### Data entries
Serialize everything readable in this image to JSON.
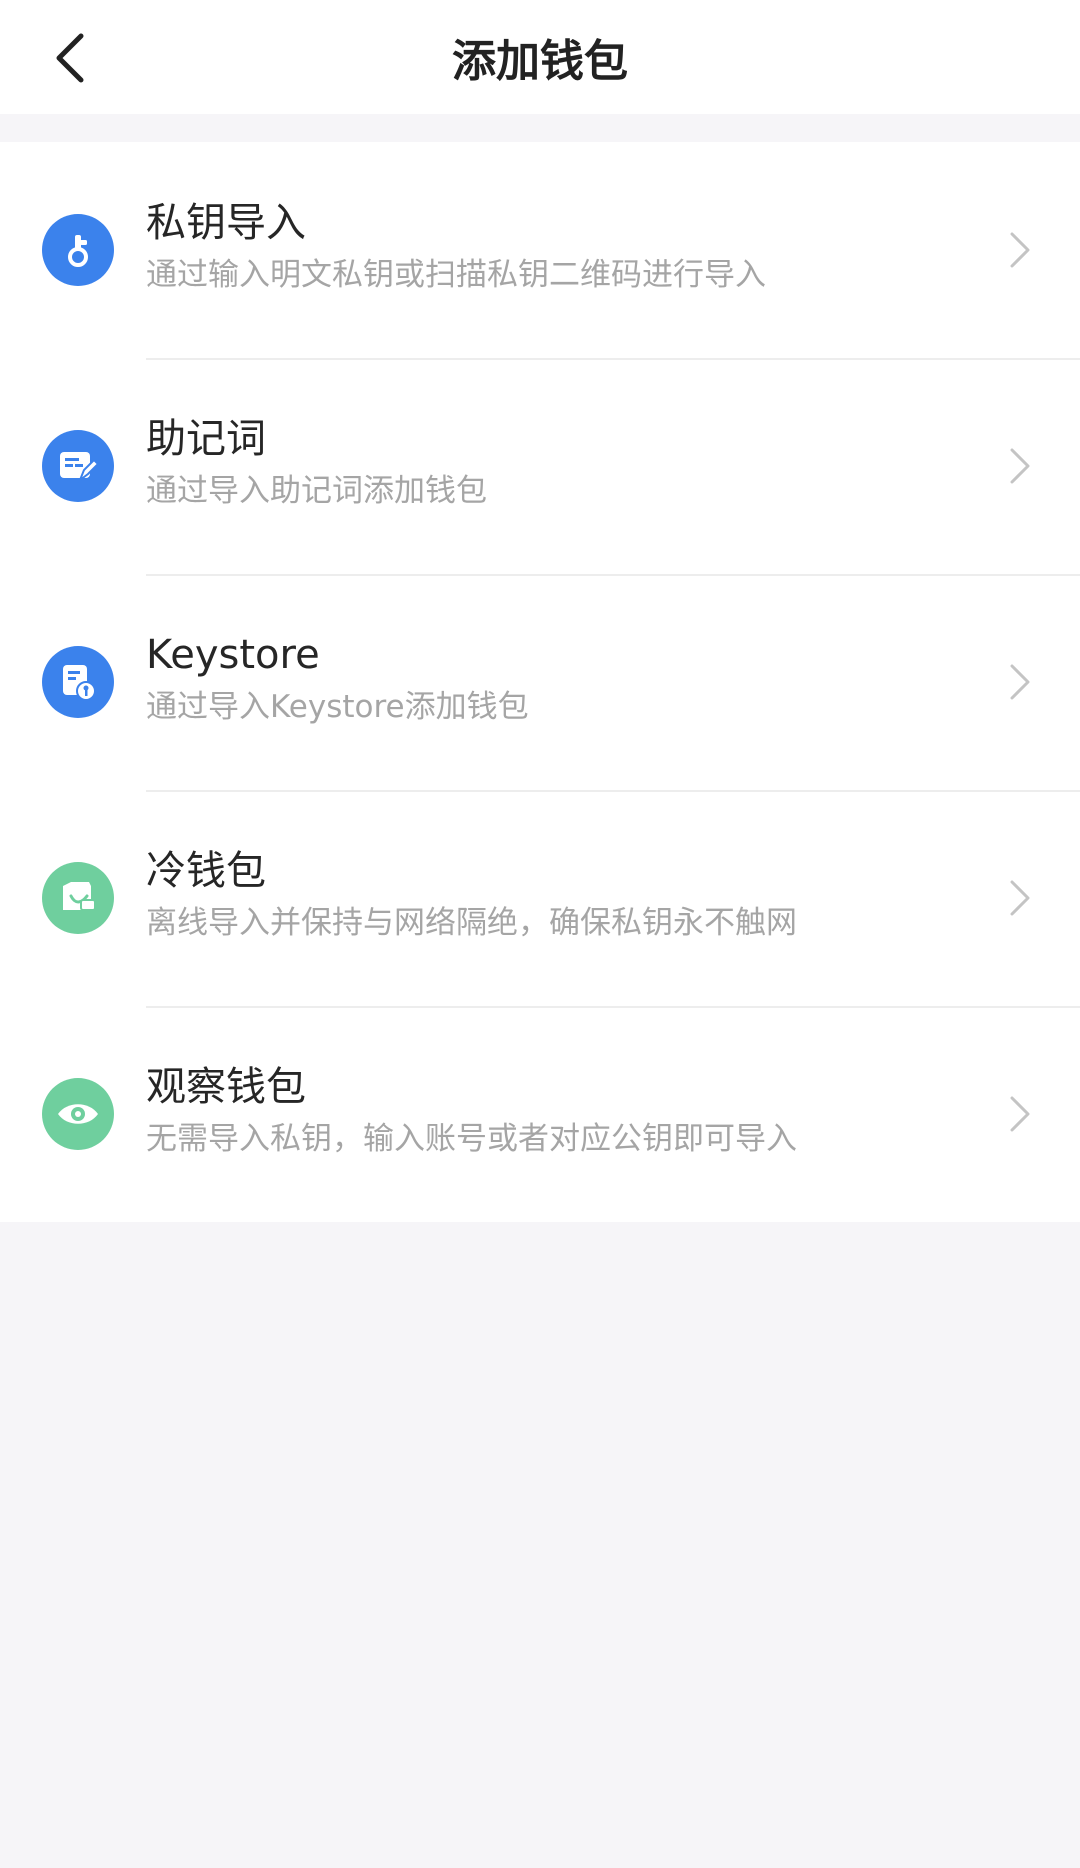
{
  "header": {
    "title": "添加钱包"
  },
  "colors": {
    "blue": "#3b82ec",
    "green": "#6fcf9e"
  },
  "items": [
    {
      "title": "私钥导入",
      "desc": "通过输入明文私钥或扫描私钥二维码进行导入",
      "icon": "key-icon"
    },
    {
      "title": "助记词",
      "desc": "通过导入助记词添加钱包",
      "icon": "mnemonic-icon"
    },
    {
      "title": "Keystore",
      "desc": "通过导入Keystore添加钱包",
      "icon": "keystore-icon"
    },
    {
      "title": "冷钱包",
      "desc": "离线导入并保持与网络隔绝，确保私钥永不触网",
      "icon": "cold-wallet-icon"
    },
    {
      "title": "观察钱包",
      "desc": "无需导入私钥，输入账号或者对应公钥即可导入",
      "icon": "eye-icon"
    }
  ]
}
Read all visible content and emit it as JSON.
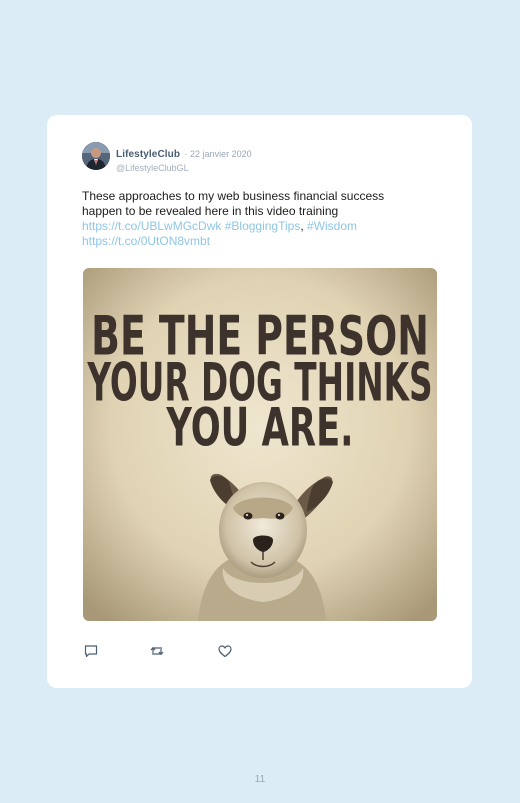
{
  "tweet": {
    "display_name": "LifestyleClub",
    "date": "· 22 janvier 2020",
    "handle": "@LifestyleClubGL",
    "text_line1": "These approaches to my web business financial success",
    "text_line2": "happen to be revealed here in this video training",
    "link1": "https://t.co/UBLwMGcDwk",
    "hashtag1": "#BloggingTips",
    "separator": ",",
    "hashtag2": "#Wisdom",
    "link2": "https://t.co/0UtON8vmbt",
    "image": {
      "line1": "BE THE PERSON",
      "line2": "YOUR DOG THINKS",
      "line3": "YOU ARE."
    }
  },
  "actions": {
    "reply_icon": "speech-bubble",
    "retweet_icon": "retweet-arrows",
    "like_icon": "heart"
  },
  "page": {
    "number": "11"
  },
  "colors": {
    "background": "#dcecf7",
    "card": "#ffffff",
    "link": "#8ec6e6",
    "name": "#4a5d73",
    "muted": "#a3b0bd",
    "image_bg": "#e4d9bf",
    "image_text": "#3d322c"
  }
}
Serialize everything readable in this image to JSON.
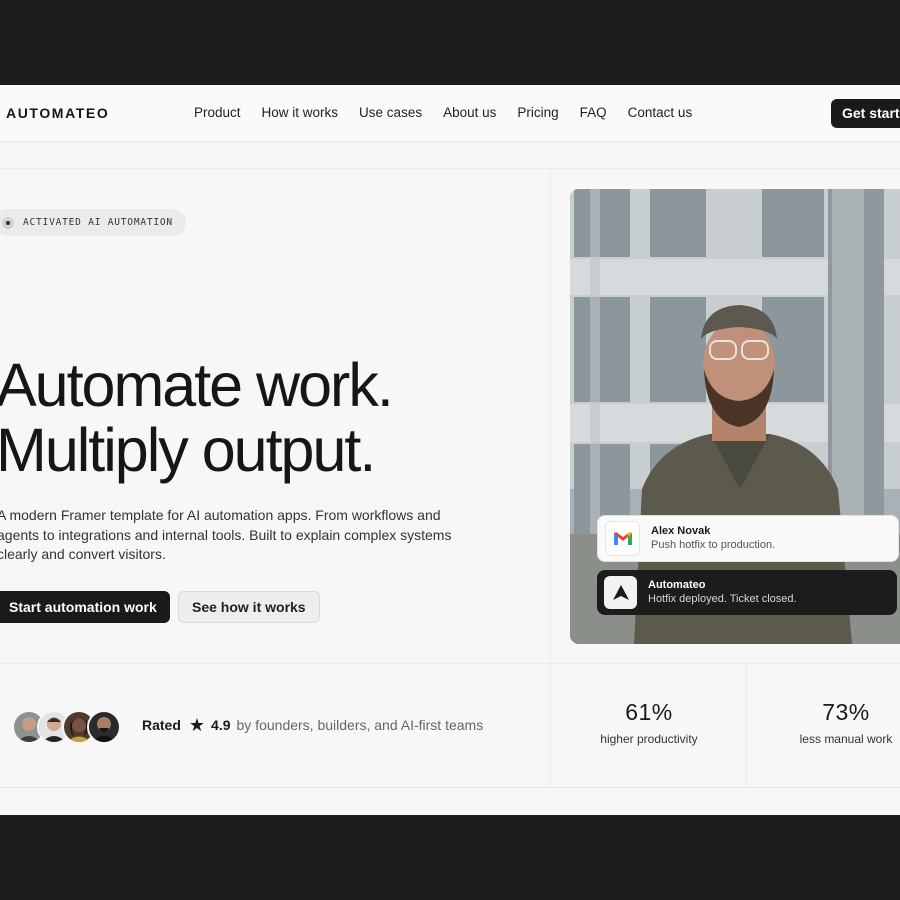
{
  "brand": {
    "name": "AUTOMATEO"
  },
  "nav": {
    "links": [
      "Product",
      "How it works",
      "Use cases",
      "About us",
      "Pricing",
      "FAQ",
      "Contact us"
    ],
    "cta": "Get starte"
  },
  "hero": {
    "badge": "ACTIVATED AI AUTOMATION",
    "headline_1": "Automate work.",
    "headline_2": "Multiply output.",
    "description": "A modern Framer template for AI automation apps. From workflows and agents to integrations and internal tools. Built to explain complex systems clearly and convert visitors.",
    "primary_button": "Start automation work",
    "secondary_button": "See how it works"
  },
  "notifications": [
    {
      "sender": "Alex Novak",
      "message": "Push hotfix to production.",
      "icon": "gmail-icon"
    },
    {
      "sender": "Automateo",
      "message": "Hotfix deployed. Ticket closed.",
      "icon": "automateo-logo-icon"
    }
  ],
  "social_proof": {
    "rated_label": "Rated",
    "star_icon": "star-icon",
    "rating": "4.9",
    "rating_text": "by founders, builders, and AI-first teams"
  },
  "stats": [
    {
      "value": "61%",
      "label": "higher productivity"
    },
    {
      "value": "73%",
      "label": "less manual work"
    }
  ],
  "colors": {
    "accent": "#1a1a1a",
    "background": "#f7f7f7",
    "outer": "#1d1d1d"
  }
}
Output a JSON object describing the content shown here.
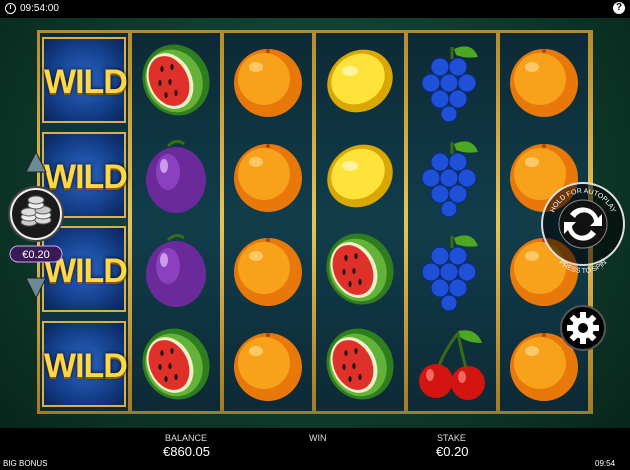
{
  "status_bar": {
    "time": "09:54:00",
    "help_label": "?"
  },
  "reels": [
    [
      "wild",
      "wild",
      "wild",
      "wild"
    ],
    [
      "watermelon",
      "plum",
      "plum",
      "watermelon"
    ],
    [
      "orange",
      "orange",
      "orange",
      "orange"
    ],
    [
      "lemon",
      "lemon",
      "watermelon",
      "watermelon"
    ],
    [
      "grapes",
      "grapes",
      "grapes",
      "cherries"
    ],
    [
      "orange",
      "orange",
      "orange",
      "orange"
    ]
  ],
  "wild_label": "WILD",
  "stake_widget": {
    "value": "€0.20"
  },
  "autoplay": {
    "top_text": "HOLD FOR AUTOPLAY",
    "bottom_text": "PRESS TO SPIN"
  },
  "footer": {
    "game_name": "BIG BONUS",
    "balance_label": "BALANCE",
    "balance_value": "€860.05",
    "win_label": "WIN",
    "win_value": "",
    "stake_label": "STAKE",
    "stake_value": "€0.20",
    "clock": "09:54"
  },
  "colors": {
    "felt": "#0e3a2c",
    "gold": "#d9b14a",
    "wild_blue": "#143f8a"
  }
}
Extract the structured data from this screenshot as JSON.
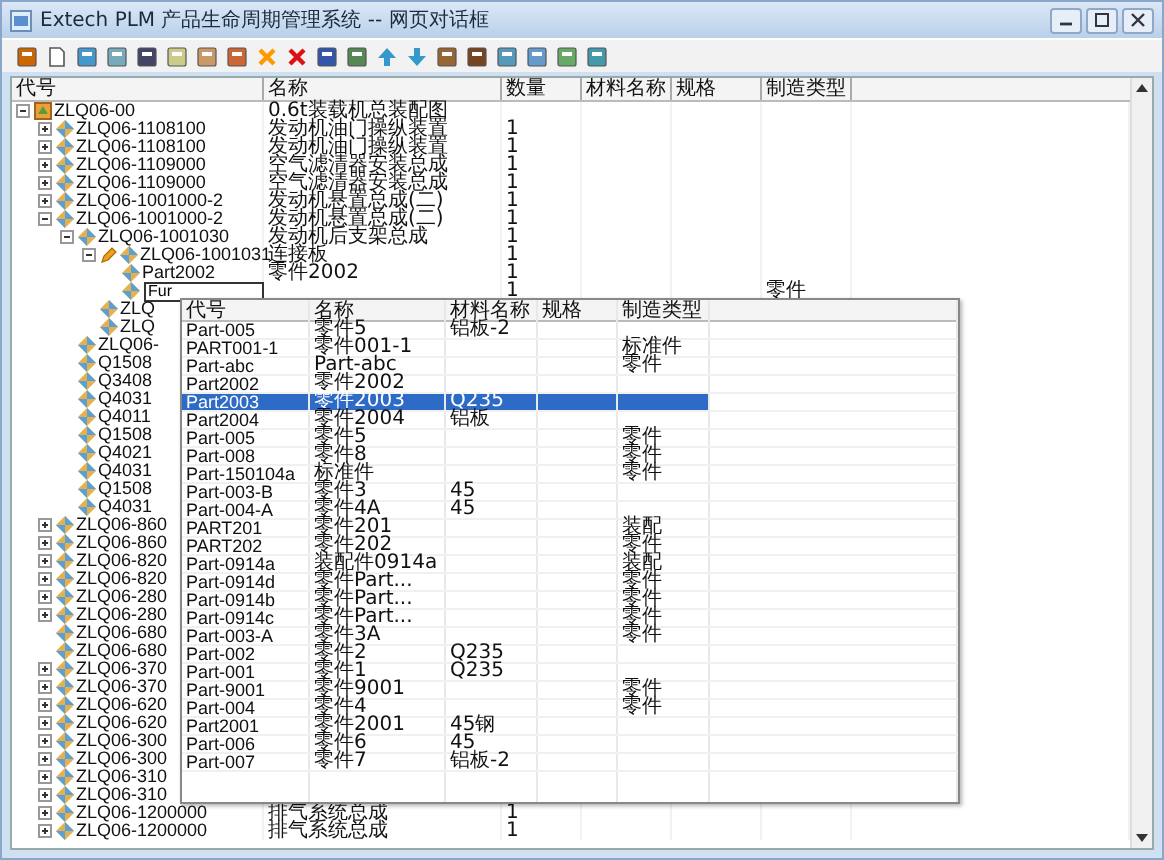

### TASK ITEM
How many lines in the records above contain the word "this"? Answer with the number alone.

### RESPONSE
4